‘We tried to look at protesting from a positive point of view. So, we were looking at how you’d want to change things and why you’d want to protest. We also looked at the United Nations and how there is a sense of international law, or rules as we put it.’
What did the kids want to change?
‘A lot of stuff. ‘Clean up after your dog’ was one. It wasn’t me being an adult saying: I know what you lot feel. You want to sing about bullying. The one thing I didn’t want to do was go in and imagine what they would want to demonstrate about.’
How did you work their ideas up into songs?

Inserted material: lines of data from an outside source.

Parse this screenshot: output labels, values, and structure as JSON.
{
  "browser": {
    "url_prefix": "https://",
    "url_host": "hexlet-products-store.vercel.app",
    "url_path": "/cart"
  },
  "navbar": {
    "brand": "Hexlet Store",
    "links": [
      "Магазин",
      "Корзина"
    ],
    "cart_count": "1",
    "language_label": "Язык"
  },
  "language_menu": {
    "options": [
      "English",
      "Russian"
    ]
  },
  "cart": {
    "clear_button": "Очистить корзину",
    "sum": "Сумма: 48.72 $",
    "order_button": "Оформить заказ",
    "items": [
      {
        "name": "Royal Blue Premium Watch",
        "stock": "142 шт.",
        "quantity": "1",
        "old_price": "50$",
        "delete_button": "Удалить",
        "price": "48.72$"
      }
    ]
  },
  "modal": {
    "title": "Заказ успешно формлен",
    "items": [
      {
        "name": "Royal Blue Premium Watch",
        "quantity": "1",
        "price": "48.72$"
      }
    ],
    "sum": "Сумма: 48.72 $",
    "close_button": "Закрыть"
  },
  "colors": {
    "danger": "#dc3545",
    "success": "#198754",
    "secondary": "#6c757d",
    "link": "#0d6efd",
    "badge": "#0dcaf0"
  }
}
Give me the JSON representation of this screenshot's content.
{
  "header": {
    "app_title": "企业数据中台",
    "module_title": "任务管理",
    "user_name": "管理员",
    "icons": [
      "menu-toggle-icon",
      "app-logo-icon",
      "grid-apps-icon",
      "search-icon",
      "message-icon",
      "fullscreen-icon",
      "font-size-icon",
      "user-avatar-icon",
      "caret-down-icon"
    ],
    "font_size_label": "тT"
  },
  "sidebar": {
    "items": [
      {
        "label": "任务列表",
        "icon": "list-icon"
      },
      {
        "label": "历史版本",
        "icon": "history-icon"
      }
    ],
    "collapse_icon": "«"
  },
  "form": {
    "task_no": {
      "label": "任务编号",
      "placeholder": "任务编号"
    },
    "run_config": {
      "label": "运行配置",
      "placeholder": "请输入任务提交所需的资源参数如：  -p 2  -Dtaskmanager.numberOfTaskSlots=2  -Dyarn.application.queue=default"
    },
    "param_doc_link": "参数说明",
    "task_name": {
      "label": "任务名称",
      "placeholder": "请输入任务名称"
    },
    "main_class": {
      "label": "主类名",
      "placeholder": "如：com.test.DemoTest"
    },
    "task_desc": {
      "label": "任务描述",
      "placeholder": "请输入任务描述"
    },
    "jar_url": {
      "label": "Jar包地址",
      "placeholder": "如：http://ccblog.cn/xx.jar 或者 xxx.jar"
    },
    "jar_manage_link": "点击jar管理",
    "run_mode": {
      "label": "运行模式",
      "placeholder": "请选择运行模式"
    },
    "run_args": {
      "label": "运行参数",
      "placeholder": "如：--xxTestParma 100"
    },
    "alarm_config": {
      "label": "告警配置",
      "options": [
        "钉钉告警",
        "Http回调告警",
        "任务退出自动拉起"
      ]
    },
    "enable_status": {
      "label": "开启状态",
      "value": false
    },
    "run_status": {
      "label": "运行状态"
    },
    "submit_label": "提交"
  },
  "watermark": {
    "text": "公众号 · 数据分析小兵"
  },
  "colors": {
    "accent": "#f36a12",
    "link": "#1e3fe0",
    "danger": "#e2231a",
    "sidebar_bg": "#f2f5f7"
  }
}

‘I have absolutely no musical skill but we ended up with 14 pieces. One’s a humming piece, then there are some clapping pieces. In a couple of pieces the melodies are borrowed from different songs, for example, there’s a PJ Harvey song “The Words That Maketh Murder” which ends with “What if I take my problem to the United Nation?”. We borrowed that and changed the words. We also borrowed the melody from the last couple of bars of Dusty Springfield’s “You Don’t Have to Say You Love Me”, which has become “I don’t like cooked tomatoes, just so you know”.’
What’s your favourite lyric?
‘We don’t like the winter cold or the falling snow / Or the vomit left outside the school / We don’t like all of the poo / It’s a slalom that we don’t want to do.” It’s not quite Lennon and McCartney, but it’s up there, I think.’.
Did you want to introduce them to politics?
‘It wasn’t necessarily that, it was just a fact of allowing them to feel that they had some sort of voice and that they had some sort of recourse. Some of the things they sing about are really sad, you know, like “I want to change my confidence”.'
And how did you explain that what they were doing was art?
'That was the most amazing two hours. I’ve done quite a bit of teaching at degree level and these children were on it so quickly. They more or less got immediately the idea of art not having to exist as a tangible thing, and the idea of performance being a moment in time, that it isn’t a sculpture or a painting, it’s a mixture of experience and circumstance and architecture and all the things that we know it possibly could be. They really understood that.’
What will be on show at the Whitechapel?
‘We’ve performed the piece twice already. So the two videos of the performances will be on show and a lot of archive material from the rehearsals, photographs, drawings, as well as all the placards. Then there’s the book we produced for the May Day performance last year which has all the lyrics in it. We’ll be performing it again on May Day this year. Do come along. Even when the performance doesn’t go in a way that perhaps I would wish it to, it’s amazing.’
What are your must-see London artworks?
‘Not artworks as such, but the British Museum, Billingsgate market, British Library, Science Museum, Serpentine, Royal Festival Hall, Smithfield market, Scala, taking my sons to watch county cricket at The Oval or Lords, landing at Heathrow – approaching the airport over London – or flying out from City Airport, the view from Greenwich Park looking back towards London, swimming at the Aquatics Centre, seeing hand-written notes in shop windows… It’s hard to know where to stop.’